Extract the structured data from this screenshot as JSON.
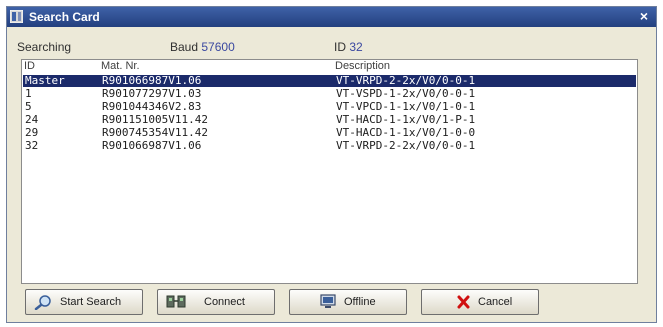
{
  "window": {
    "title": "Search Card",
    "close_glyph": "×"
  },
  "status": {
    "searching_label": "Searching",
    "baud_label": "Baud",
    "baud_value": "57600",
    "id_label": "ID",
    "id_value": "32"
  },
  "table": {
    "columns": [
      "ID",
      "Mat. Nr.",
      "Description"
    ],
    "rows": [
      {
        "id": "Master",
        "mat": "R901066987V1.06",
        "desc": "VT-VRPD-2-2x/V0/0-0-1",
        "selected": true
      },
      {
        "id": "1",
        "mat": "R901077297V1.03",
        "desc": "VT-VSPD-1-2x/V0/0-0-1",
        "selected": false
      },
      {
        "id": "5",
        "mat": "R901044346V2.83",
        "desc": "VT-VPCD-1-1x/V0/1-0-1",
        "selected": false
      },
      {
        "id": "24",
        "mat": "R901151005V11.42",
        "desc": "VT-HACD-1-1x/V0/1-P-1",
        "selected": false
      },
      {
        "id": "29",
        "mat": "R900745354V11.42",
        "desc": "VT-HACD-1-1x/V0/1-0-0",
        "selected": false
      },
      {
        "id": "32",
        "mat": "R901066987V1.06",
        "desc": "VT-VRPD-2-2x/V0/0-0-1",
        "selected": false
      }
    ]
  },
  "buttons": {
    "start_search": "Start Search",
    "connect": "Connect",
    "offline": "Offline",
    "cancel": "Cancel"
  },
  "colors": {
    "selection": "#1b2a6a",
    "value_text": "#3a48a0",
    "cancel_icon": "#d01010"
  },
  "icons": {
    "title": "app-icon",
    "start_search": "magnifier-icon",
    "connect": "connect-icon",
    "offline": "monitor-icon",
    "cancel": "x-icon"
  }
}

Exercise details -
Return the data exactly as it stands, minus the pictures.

Answer to the exercise -
Extract the structured data from this screenshot as JSON.
{
  "window": {
    "title": "Search Card",
    "close_glyph": "×"
  },
  "status": {
    "searching_label": "Searching",
    "baud_label": "Baud",
    "baud_value": "57600",
    "id_label": "ID",
    "id_value": "32"
  },
  "table": {
    "columns": [
      "ID",
      "Mat. Nr.",
      "Description"
    ],
    "rows": [
      {
        "id": "Master",
        "mat": "R901066987V1.06",
        "desc": "VT-VRPD-2-2x/V0/0-0-1",
        "selected": true
      },
      {
        "id": "1",
        "mat": "R901077297V1.03",
        "desc": "VT-VSPD-1-2x/V0/0-0-1",
        "selected": false
      },
      {
        "id": "5",
        "mat": "R901044346V2.83",
        "desc": "VT-VPCD-1-1x/V0/1-0-1",
        "selected": false
      },
      {
        "id": "24",
        "mat": "R901151005V11.42",
        "desc": "VT-HACD-1-1x/V0/1-P-1",
        "selected": false
      },
      {
        "id": "29",
        "mat": "R900745354V11.42",
        "desc": "VT-HACD-1-1x/V0/1-0-0",
        "selected": false
      },
      {
        "id": "32",
        "mat": "R901066987V1.06",
        "desc": "VT-VRPD-2-2x/V0/0-0-1",
        "selected": false
      }
    ]
  },
  "buttons": {
    "start_search": "Start Search",
    "connect": "Connect",
    "offline": "Offline",
    "cancel": "Cancel"
  },
  "colors": {
    "selection": "#1b2a6a",
    "value_text": "#3a48a0",
    "cancel_icon": "#d01010"
  },
  "icons": {
    "title": "app-icon",
    "start_search": "magnifier-icon",
    "connect": "connect-icon",
    "offline": "monitor-icon",
    "cancel": "x-icon"
  }
}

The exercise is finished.